Tom’s blood sugar has had the doctors scratching their heads. For him, this is a typical medical experience. He’s always outside the norm, and they don’t know quite what to do with him.
Since his stroke Thursday, Tom’s glucose levels have been high – 200s, even high 200s, where normal is 80 to 100 and 140 is getting too high. But he has none of the usual symptoms of diabetes.
As a 12-year-old he had high blood sugar, and was diagnosed with diabetes. During many weeks in the hospital they taught him to self-inject insulin, but then he had normalized enough to manage it with diet.
Being just a boy, he resisted and eventually stopped regulating it with diet. If this had been Type 1 diabetes, he would have died without insulin, the doctors have told us.
Over the years, he’s had high glucose counts on and off, but never any actual symptoms of diabetes.
When the endocrinology doctors made the rounds today, I asked the attending, “How can he be diabetic when he has no symptoms? Is there anything else that can cause his glucose numbers to be high?”
The attending said, “He doesn’t have classic Type 1 diabetes, and he’s certainly not Type 2. He has a rare genetic mutation.”
Or, as the nursing assistant later quipped, he has “Type Tom” diabetes.
This puts a bit more guesswork into the treatment plan, but he’s still some type of diabetic, and the drugs and diet recommendations are the same as Type 2 options.
We keep thinking about this “Type Tom” concept and what it says about Western concepts in health and medicine.
In the distant future, Tom speculates, people will look back in amazement at our medical system. How crude it was – giving the same treatment to masses of people based on a set of symptoms, instead of looking at the individual and designing holistic treatment based on him.
“Type Tom” has been a theme throughout his medical history. Doctors look at his numbers in various tests and say, “You should have (such-and-such), but you don’t show any symptoms. We don’t know what’s wrong with you.”
At 37, for example, he was in extreme stress and thought he was having a heart attack. After repeated tests, the doctors told him that there were enzymes present that would indicate a heart attack, but not of the quantity to indicate a major infarction.
Over 8-10 hours the count dropped low enough that it was within the margin of error. Did he have a heart attack? Inconclusive.
One way to look at the overarching theme of Type Tom is that his body seems able to handle a lot more than the average person.

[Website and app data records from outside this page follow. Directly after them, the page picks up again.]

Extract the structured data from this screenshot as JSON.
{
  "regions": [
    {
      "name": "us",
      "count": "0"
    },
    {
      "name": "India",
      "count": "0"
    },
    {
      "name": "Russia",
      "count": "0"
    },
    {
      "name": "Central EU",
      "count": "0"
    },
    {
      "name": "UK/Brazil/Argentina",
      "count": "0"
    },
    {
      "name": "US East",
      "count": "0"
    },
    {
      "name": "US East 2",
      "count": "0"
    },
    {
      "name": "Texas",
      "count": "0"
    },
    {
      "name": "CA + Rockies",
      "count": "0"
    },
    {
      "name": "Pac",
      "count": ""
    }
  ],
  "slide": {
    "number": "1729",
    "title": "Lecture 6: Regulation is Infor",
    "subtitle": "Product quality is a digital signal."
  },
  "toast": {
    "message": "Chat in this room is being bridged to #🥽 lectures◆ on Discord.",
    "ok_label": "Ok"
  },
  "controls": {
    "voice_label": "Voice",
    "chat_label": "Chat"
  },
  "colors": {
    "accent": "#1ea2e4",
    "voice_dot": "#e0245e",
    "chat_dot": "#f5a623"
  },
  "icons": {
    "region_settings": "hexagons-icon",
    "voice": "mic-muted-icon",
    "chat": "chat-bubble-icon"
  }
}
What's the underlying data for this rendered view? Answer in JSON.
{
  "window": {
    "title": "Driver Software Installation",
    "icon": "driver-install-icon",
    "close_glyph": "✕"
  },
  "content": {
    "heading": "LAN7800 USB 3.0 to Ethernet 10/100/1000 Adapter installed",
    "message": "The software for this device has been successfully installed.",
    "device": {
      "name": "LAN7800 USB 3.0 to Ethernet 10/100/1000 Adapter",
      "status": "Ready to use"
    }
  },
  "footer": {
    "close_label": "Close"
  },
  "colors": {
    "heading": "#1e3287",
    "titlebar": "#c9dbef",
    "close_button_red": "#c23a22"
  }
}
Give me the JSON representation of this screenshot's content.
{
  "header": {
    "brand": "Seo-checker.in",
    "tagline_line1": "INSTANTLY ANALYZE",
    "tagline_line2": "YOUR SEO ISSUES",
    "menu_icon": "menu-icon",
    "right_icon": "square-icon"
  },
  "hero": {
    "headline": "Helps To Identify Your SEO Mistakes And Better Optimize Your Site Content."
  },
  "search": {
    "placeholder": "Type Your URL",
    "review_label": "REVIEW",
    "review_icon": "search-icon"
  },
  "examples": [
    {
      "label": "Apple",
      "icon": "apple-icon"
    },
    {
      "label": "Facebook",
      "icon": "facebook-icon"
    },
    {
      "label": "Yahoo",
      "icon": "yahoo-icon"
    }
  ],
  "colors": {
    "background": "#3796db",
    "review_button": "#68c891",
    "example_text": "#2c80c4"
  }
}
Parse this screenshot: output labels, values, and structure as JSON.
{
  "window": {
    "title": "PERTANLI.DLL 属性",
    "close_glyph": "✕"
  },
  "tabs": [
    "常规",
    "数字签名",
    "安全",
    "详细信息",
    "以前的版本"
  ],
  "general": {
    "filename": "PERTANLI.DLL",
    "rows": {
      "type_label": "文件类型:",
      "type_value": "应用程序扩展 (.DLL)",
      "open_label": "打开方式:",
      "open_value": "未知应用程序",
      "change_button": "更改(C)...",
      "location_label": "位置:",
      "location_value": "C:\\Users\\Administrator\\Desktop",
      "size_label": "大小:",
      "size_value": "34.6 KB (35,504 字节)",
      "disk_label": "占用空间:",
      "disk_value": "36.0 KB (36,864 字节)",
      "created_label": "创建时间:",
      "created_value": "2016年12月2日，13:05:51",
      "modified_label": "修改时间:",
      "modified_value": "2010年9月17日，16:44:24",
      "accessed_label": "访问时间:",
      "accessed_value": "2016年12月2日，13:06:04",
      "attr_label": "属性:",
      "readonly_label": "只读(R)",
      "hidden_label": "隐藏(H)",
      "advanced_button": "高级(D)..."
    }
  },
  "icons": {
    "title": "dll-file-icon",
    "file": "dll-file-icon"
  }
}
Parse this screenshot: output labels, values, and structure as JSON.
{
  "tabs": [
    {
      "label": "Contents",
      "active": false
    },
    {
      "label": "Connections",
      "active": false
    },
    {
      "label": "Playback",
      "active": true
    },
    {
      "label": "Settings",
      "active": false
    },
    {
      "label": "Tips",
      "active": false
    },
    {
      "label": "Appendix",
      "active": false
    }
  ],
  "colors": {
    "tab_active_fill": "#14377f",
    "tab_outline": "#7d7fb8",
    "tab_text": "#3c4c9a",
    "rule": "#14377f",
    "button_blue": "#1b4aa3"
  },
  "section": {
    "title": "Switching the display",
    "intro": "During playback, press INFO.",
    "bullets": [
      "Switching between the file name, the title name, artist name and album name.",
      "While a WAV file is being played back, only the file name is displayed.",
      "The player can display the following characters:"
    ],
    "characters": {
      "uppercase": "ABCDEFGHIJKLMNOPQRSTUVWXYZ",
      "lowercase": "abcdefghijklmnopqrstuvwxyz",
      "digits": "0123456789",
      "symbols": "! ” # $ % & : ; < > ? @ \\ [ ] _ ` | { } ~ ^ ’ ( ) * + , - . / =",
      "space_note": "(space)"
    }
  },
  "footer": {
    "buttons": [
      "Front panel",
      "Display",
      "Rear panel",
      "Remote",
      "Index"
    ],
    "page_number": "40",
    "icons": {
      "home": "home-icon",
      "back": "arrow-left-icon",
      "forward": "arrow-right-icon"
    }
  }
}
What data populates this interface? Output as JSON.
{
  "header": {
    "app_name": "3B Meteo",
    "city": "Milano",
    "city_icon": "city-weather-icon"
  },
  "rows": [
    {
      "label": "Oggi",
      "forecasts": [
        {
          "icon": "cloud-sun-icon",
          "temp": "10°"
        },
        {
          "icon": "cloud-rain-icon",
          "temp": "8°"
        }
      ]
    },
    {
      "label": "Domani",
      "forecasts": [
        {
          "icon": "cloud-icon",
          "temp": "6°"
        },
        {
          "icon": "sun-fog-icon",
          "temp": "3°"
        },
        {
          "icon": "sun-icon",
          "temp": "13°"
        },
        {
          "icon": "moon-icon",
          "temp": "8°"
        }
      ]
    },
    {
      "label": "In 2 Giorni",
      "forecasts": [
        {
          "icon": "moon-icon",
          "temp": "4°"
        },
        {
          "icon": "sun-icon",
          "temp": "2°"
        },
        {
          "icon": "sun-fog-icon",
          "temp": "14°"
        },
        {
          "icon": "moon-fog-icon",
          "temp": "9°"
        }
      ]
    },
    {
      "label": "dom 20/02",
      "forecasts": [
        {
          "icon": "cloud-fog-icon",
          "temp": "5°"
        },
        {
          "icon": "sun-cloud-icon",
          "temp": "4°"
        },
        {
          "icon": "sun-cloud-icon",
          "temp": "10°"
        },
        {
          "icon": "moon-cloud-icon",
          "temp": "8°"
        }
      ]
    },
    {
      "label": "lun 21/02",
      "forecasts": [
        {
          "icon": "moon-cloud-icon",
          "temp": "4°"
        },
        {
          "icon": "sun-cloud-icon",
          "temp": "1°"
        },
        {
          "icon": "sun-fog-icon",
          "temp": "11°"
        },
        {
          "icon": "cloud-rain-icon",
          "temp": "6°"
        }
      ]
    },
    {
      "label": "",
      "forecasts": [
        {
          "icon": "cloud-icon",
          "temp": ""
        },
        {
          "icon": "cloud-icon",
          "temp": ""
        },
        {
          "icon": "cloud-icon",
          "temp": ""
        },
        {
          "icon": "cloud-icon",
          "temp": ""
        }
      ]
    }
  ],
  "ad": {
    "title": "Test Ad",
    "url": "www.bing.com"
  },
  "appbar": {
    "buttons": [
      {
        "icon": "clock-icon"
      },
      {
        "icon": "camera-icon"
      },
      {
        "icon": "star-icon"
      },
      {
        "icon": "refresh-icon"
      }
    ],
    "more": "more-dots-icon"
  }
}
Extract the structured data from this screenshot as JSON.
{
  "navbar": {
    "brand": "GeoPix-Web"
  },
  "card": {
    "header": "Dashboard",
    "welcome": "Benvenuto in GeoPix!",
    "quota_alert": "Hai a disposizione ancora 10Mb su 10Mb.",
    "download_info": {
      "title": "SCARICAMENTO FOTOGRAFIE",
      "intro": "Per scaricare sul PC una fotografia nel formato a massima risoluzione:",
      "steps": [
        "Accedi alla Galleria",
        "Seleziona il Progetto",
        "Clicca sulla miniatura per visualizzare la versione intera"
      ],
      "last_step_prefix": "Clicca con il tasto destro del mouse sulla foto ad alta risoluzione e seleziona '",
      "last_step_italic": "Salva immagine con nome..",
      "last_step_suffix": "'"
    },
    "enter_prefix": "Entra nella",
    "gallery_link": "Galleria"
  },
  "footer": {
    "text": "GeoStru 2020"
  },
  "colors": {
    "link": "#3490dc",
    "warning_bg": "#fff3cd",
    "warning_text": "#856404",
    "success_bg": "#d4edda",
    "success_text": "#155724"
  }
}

Tom also has a really high tolerance for medications – it usually takes twice the normal dose to have an impact on him. Same with alcohol.
He’s getting muscle relaxants three times a day for his back pain and it barely even makes him drowsy. If I had that much muscle relaxant, I’d be in a coma.
And his pain threshold is quite high. He can be at level 6 on a scale of 1-10 and not say a word.
Interestingly, he’s not an insensitive person in terms of emotions or sensory input. His hearing’s not the best because of his years in the military, but he is extremely perceptive and aware of details. He’s not some bad-ass who has no feelings; he’s really attuned to those around him.
I’m sensitive about everything – emotions, colors, medications, vocal inflections, noise, alcohol. I’d probably keel over if I had Tom’s numbers.
It takes all types. Even Tom Types.
Today’s penny is a 2012, because Tom was 12 when doctors first thought he was diabetic.